Three things which have brought much pleasure.
Leek scapes. Our retired farmer usually brings me a bunch of leek plants late in the summer, which he has grown from seed and has spare of. I've usually got a bed free for them by that time, the broad bean patch is good having been well tilled and nitrogen-fixed, so they're a useful and appreciated resource through the winter. This last lot I must have planted at the right phase of the moon or something, as they grew well, stayed rust-free and went on well into spring without bolting. However, they did start throwing out these rather elegant flower buds eventually. At the back of my mind was the idea that perhaps these were usable, so I looked them up, found various suggestions, and that they are known as scapes, so I threw one into the soup one evening as a test, and found that it was good, so gathered a whole bunch and steamed them on their own.
I'd long heard about leeks being known as poor man's asparagus, but not fully understood why. I've had good results steaming the small ones and dressing them with vinaigrette (one made with hazelnut oil with a few toasted chopped hazels on top is pretty sublime), but these flower heads really do have a texture and flavour which easily rivals asparagus. It would be well worthwhile to let the plants bolt every year; in fact it would almost be worthwhile just to be able to use the word 'scapes'.
Just finished the second of Patrick O-Brian's Aubrey Maturin series, Post-Captain, now fully hooked, and glad to know that, if I'm spared (as my granny used to say) I have the rest of my life for the remaining eighteen and a half. I enjoyed the first very much but found I couldn't always quite see the ships for the rigging. The third is on order, which posed a small dilemma as I actually find I especially enjoy reading them on Kindle, where somehow I obtained the first two for some kind of promo-price, because the on-board dictionary, though frequently confounded by some of the more technical sea-going vocabulary, is useful - I rarely, I can say
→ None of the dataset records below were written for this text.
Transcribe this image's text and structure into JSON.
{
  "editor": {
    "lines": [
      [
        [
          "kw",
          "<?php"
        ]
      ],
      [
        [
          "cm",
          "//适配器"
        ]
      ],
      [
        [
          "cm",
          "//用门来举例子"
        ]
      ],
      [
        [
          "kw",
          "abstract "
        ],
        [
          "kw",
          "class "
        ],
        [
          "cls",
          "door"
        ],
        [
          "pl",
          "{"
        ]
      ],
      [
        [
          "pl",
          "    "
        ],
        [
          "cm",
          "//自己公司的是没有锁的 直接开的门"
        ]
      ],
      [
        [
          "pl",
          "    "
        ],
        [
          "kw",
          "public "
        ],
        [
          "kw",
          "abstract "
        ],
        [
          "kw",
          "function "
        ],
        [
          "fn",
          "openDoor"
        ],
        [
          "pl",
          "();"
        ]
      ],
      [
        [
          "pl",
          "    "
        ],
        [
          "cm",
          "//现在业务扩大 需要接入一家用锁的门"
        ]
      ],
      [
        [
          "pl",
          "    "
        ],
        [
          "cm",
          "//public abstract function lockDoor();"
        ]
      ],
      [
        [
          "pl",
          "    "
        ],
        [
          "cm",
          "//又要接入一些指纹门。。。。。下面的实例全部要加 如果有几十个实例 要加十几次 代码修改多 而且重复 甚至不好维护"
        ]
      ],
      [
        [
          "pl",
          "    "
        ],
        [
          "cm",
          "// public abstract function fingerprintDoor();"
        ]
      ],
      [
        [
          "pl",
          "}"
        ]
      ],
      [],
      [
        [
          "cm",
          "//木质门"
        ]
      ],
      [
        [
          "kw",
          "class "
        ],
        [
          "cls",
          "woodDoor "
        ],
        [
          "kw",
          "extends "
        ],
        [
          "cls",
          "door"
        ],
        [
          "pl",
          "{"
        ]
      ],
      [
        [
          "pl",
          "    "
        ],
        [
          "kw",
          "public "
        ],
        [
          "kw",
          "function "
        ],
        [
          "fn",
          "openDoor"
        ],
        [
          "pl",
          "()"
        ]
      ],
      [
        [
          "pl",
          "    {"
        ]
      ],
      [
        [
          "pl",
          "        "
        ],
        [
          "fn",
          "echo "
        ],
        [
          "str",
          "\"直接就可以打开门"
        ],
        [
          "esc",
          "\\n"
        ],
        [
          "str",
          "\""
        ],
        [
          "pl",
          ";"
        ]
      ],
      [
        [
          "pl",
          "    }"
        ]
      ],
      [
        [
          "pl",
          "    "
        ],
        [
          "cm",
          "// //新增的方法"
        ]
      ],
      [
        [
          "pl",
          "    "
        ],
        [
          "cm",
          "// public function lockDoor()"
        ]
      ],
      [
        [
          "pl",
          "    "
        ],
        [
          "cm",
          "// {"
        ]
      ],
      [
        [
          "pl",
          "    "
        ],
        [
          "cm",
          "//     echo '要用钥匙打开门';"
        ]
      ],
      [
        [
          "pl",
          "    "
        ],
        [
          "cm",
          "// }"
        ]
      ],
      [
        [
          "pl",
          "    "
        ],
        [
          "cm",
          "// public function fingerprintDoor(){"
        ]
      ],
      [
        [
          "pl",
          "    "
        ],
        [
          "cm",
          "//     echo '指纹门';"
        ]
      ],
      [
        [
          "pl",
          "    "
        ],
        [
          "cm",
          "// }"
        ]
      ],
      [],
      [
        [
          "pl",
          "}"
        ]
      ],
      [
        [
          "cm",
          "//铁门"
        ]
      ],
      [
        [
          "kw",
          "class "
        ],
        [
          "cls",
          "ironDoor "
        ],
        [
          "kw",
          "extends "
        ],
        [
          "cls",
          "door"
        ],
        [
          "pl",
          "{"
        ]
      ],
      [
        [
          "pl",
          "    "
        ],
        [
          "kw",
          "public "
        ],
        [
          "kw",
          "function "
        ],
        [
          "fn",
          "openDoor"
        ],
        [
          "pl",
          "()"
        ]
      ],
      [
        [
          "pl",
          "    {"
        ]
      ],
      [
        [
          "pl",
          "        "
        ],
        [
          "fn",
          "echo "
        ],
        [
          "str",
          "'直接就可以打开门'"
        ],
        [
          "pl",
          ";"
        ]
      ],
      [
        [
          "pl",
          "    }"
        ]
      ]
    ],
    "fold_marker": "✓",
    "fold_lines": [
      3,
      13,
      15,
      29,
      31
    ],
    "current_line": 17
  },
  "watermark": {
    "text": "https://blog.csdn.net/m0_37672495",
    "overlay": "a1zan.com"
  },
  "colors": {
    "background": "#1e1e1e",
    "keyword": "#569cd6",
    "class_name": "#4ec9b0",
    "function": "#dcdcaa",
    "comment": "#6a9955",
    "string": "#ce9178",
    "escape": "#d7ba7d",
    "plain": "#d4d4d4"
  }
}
without bragging, need a dictionary when reading novels, but P O'B is an exception, - as is the facility to search for previous references. However, the Kindle prices from now on are more than I'm prepared to pay for an e-books when I can buy second hand more cheaply, so print on paper it is.
Anyway, one small thing that made me almost squeal with self-satisfied joy was when, late in the novel, seeking a target on the French coast on which to exercise the Lively's guns, Aubrey decides to lay waste to the small battery just off 'the little port of Balbec'. Unlike most of the French locations mentioned, Balbec does not in fact exist, save in the pages of Proust, where it is the chic seaside town where Marcel goes with his grandmother, and falls in love with Albertine, among other things. Not only is it gratifying to one's vanity to spot such an arch kind of literary joke, but I also rather enjoy the conundrum of Balbec's existing in Napoleonic times as a little fishing port, then a hundred years later in Proust's time having grown into a famous resort, while O'Brian re-conjures it eighty years on from that as it was a hundred years before... etc etc. You don't really need science fiction to play about with the space-time continuum, any fiction can do it.
(This observation has also enabled me to help rekindle momentarily, and gain some small kudos among, a small Ravelry discussion group of formidable women amongst whom I am a mere tyro, who have put down their knitting mostly to read the entire canon of the Aubrey-Maturin novels, sometimes more than once. The group calls itself 'The Lesser of Two Needles')
Knitting: Sumer is icumen in, and this tends to mean either cotton knitting, which I have some of on the go but which you can quickly tire of, as can the tendons, or socks, which are light and portable. A belated present for my old friend Glenn, who when he visited with partner and dogs earlier this year, was bearing a very delicate and interesting small tattoo of an octopus, which he had copied from an ancient Greek vase painting, on his upper arm. This put me in mind of the time, some twenty-five years ago, when he and I were traipsing round the Peloponnese in the tracks of Patrick Leigh-Fermor, and we lodged for some days (the next bus out was the other side of the weekend) in a small coastal hotel, and every evening we asked the middle-aged spinster daughter of the house what was for dinner, and she showed us the pots in the kitchen, and every night she showed us the same pot of stewed 'octopoooos', so that by the third night octopus tentacles and the suckers on them had parted company and the latter were floating about on the top.
So, octopods being something of a theme, I made him these socks, for a biggish birthday, a bit late.
They are based on this pattern, but only really the chart and the general style, the helix knitting being somewhat beyond me. In spite of being quite fine wool, and the fairly tight stranded knitting, they came out rather large (they're on my feet in the second photo), but he says he has been wearing them as slipper socks, and will try them inside wellingtons too.